Both Trump and DeSantis have launched strident attacks on Gillum since the primaries, claiming that he has a “socialist” agenda. This began when Trump called Gillum a “failed socialist mayor” a few hours after he won the Democratic primary, and has continued as a main talking point for DeSantis. In early September DeSantis told an audience in Miami that “socialism would be a disaster for Florida. We can’t let socialist policies win in this free land.”
In part, this is an effort to curry favor with older Cuban voters in south Florida with out-and-out red-baiting. But it also expresses the genuine fear of socialism that animates the entire US ruling elite, particularly after the 13 million votes cast for Sanders in the 2016 primaries, reinforced by opinion polls showing that young people in America have a more favorable attitude to socialism than to capitalism.
While Gillum himself has chosen to ignore the claims that he is a socialist—and he has not been compelled to address the issue directly because debates with DeSantis have been postponed due to Hurricane Michael—one of his campaign organizers has chosen to fire back with redbaiting charges of her own.
The leader of Venezuelans for Gillum vilified DeSantis for accepting $75,000 in campaign contributions from Sunshine Gasoline, which has a tenuous connection to CITGO, owned by the Petróleos de Venezuela, the national oil company of the Bolivarian Republic of Venezuela. She tweeted about the DeSantis campaign: “They come to Miami, lie and exploit the suffering of people who have fled socialist dictatorships, but yes, they happily accept dirty money from Venezuela.
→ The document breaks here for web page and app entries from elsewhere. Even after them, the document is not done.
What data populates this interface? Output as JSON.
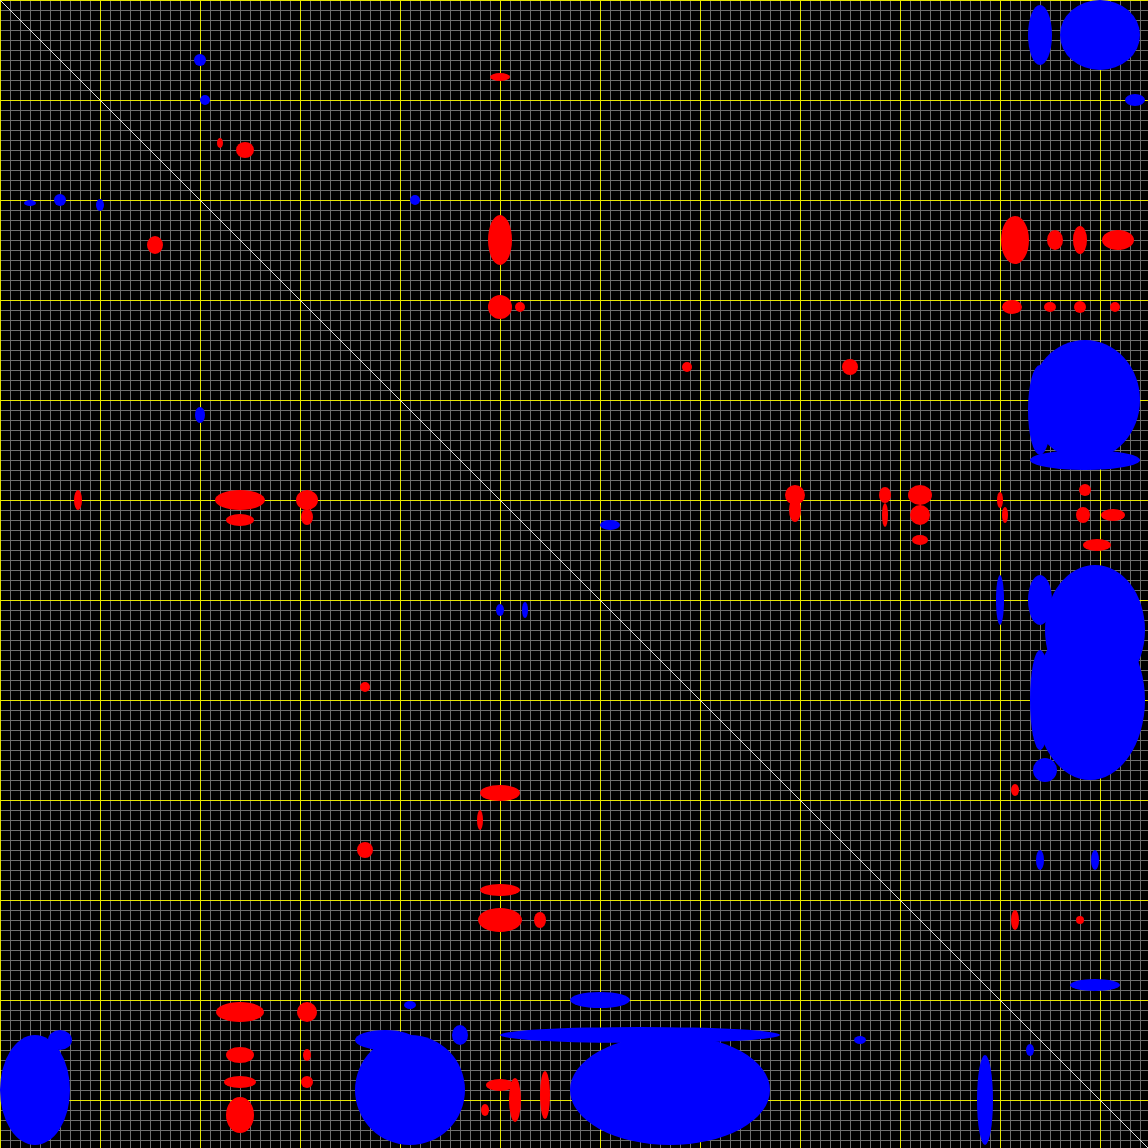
{
  "plot": {
    "diagonal": true,
    "peak_groups": [
      {
        "color": "#ff0000"
      },
      {
        "color": "#0000ff"
      }
    ]
  }
}
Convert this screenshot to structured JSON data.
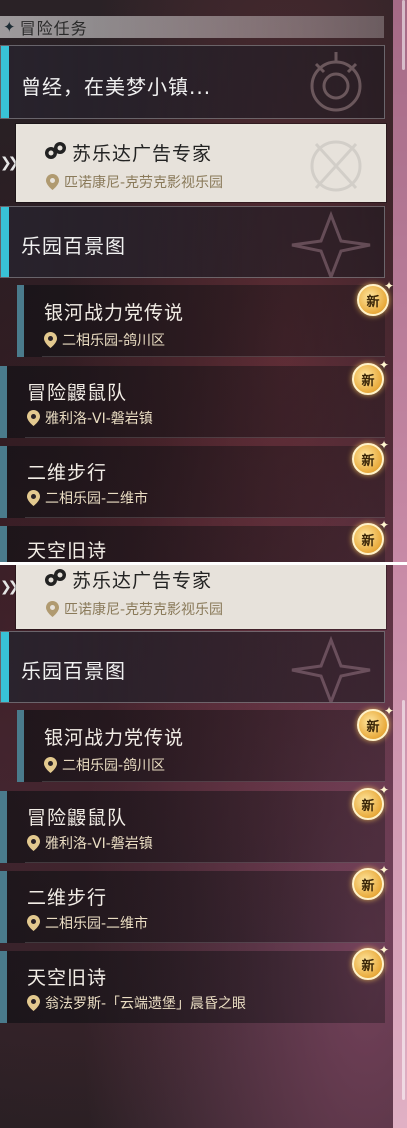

A total hypocrisy.”
This response of the Democratic Party, to respond to red-baiting with red-baiting, shows how frightened the ruling elites are that workers and young people are looking more favorably on socialism. It underscores that so-called progressive candidates in the Democratic Party are just as ardent defenders of capitalism as the ultra-right Trump lovers in the Republican Party.